President Obama made a short speech on Thursday morning at the White House to officially call for Congress to pass comprehensive immigration reform. Though the Senate has already passed a bipartisan bill addressing immigration, conservatives in the House have no intention of touching it. House Speaker John Boehner doesn't necessarily oppose negotiating on immigration, but it's unlikely that he will force a vote in the House on it. Obama insisted this morning, "Let’s see if we can get this done. And let’s see if we can get it done this year."

Most pundits would tell you that immigration reform won't get done this year or next year. The House GOP is still obsessed with Obamacare; Boehner was tweeting about the health care law during Obama's speech. Beyond that, Congress needs to reach a budget agreement sooner than it needs to pass immigration reform. As Republican Rep. Aaron Schock said last week, "I know the president has said, well, gee, now this is the time to talk about immigration reform. He ain't gonna get a willing partner in the House until he actually gets serious about ... his plan to deal with the debt."

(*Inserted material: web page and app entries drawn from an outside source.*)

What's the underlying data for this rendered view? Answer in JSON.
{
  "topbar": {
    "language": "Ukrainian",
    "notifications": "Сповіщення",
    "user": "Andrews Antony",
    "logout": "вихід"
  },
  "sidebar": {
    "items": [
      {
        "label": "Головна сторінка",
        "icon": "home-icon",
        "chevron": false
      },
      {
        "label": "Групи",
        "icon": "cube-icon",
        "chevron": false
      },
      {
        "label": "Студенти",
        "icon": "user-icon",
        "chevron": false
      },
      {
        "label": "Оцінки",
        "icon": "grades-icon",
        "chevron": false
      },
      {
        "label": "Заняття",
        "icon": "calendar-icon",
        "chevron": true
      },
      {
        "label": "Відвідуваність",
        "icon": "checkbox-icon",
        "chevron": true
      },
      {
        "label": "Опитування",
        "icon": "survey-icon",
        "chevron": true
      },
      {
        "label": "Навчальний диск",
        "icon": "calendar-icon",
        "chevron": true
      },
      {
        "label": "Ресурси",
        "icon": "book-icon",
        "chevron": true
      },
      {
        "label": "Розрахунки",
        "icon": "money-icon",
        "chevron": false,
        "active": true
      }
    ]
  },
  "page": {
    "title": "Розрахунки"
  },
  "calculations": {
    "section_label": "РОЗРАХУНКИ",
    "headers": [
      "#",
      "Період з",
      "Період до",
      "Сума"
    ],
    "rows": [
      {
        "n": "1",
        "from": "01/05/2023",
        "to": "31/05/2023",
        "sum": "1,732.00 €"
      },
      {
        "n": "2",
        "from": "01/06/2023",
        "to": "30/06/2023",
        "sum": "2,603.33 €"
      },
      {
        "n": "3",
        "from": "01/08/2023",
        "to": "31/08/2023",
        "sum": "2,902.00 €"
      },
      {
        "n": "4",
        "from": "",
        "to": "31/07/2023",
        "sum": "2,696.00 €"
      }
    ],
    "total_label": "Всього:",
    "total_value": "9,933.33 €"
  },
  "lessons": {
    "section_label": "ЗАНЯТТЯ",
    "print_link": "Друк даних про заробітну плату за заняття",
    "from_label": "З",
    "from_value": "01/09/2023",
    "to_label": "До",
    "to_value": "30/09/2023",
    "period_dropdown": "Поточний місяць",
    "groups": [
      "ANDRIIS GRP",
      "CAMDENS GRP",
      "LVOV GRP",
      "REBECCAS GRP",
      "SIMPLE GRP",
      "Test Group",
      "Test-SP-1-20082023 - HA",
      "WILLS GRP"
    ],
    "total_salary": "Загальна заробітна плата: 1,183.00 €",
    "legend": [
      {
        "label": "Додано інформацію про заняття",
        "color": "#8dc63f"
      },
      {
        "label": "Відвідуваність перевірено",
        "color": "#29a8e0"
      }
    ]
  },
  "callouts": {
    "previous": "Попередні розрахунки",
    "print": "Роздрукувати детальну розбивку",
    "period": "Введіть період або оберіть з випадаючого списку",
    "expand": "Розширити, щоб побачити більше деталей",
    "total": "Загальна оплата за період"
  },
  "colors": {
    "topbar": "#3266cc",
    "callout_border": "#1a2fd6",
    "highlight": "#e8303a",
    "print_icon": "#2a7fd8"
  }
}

At issue is a "path to citizenship," or what some conservatives call amnesty for illegal immigrants. Social conservatives in the House do not support a path to citizenship, but it is one of the key parts of Obama's plan. Heritage Action, the activist group that bankrolls many Tea Partiers, made it clear during Obama's speech that path to citizenship is a contentious issue.

Republican Rep. Darrell Issa has his own plan to let illegal immigrants stay in the country legally for six years. He told Politico on Wednesday, "It’s halfway – and it always has been – halfway between full amnesty and simply rejecting people. I think if we’re going to break this logjam that’s occurred for my whole 13 years I’ve been in Congress, we have to find middle ground."

Really, immigration reform comes down to Boehner. He wasn't able to control the House during government funding negotiations before the shutdown, so it seems he would struggle to get Republicans in line to vote on immigration. He could, however, give up the Hastert rule again and let reform pass with Democratic support in the house. Boehner has only broken the rule under dire circumstances, however. 

On Wednesday, Boehner told reporters, "I still think immigration reform is an important subject that needs to be addressed. And I’m hopeful." As The Washington Post's Sean Sullivan points out, this could be Boehner's big chance to prove his authority: "Boehner listened to the right flank of his conference in the fiscal fight, and that path was politically destructive for his party. That’s enough to believe he will at least entertain the possibility of tuning the hard-liners out a bit more this time around."